Saved entries:
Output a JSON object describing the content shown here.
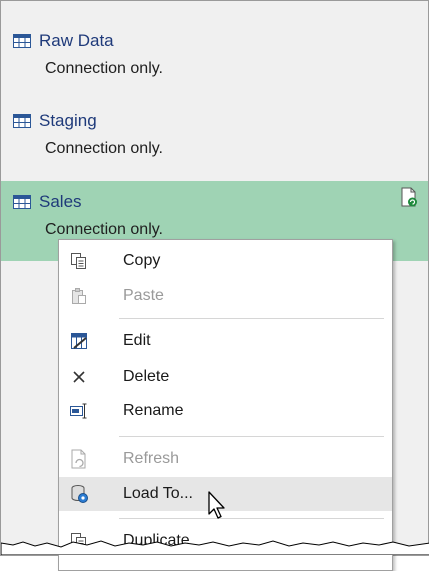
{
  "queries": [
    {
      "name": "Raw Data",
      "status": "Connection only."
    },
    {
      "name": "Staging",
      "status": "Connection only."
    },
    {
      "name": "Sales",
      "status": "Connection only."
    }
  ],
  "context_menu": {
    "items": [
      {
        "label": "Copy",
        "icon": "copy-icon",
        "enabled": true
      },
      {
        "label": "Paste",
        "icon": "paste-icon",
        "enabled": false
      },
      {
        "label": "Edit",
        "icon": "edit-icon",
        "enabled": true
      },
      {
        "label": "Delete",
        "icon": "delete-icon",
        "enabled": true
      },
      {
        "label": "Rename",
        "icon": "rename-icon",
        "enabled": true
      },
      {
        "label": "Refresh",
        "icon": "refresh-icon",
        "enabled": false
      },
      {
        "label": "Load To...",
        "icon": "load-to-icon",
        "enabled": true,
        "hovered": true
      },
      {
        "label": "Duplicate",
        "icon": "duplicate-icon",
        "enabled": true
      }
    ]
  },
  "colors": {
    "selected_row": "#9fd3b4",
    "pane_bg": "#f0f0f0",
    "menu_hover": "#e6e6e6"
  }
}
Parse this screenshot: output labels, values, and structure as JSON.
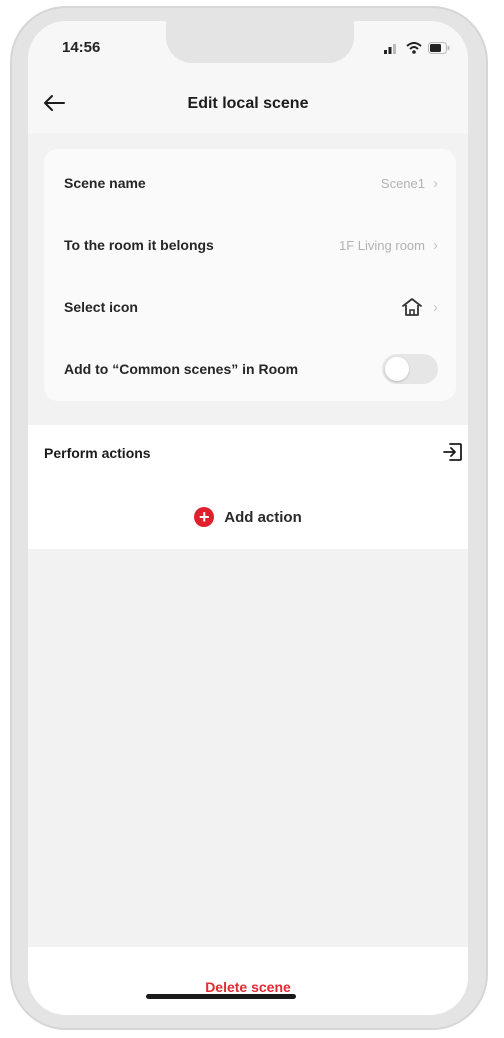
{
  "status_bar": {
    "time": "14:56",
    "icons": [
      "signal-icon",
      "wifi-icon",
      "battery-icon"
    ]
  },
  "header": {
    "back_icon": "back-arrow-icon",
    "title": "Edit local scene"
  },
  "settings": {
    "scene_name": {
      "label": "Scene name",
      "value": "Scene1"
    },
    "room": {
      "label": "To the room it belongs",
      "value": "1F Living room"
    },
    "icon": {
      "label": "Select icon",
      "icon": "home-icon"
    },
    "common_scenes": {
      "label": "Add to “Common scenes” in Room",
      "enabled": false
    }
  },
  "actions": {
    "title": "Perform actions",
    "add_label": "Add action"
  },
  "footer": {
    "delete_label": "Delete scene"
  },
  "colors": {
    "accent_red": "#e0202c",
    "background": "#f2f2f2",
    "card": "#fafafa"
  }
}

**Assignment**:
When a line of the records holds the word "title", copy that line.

**Exercise result**:
    "title": "Edit local scene"
    "title": "Perform actions",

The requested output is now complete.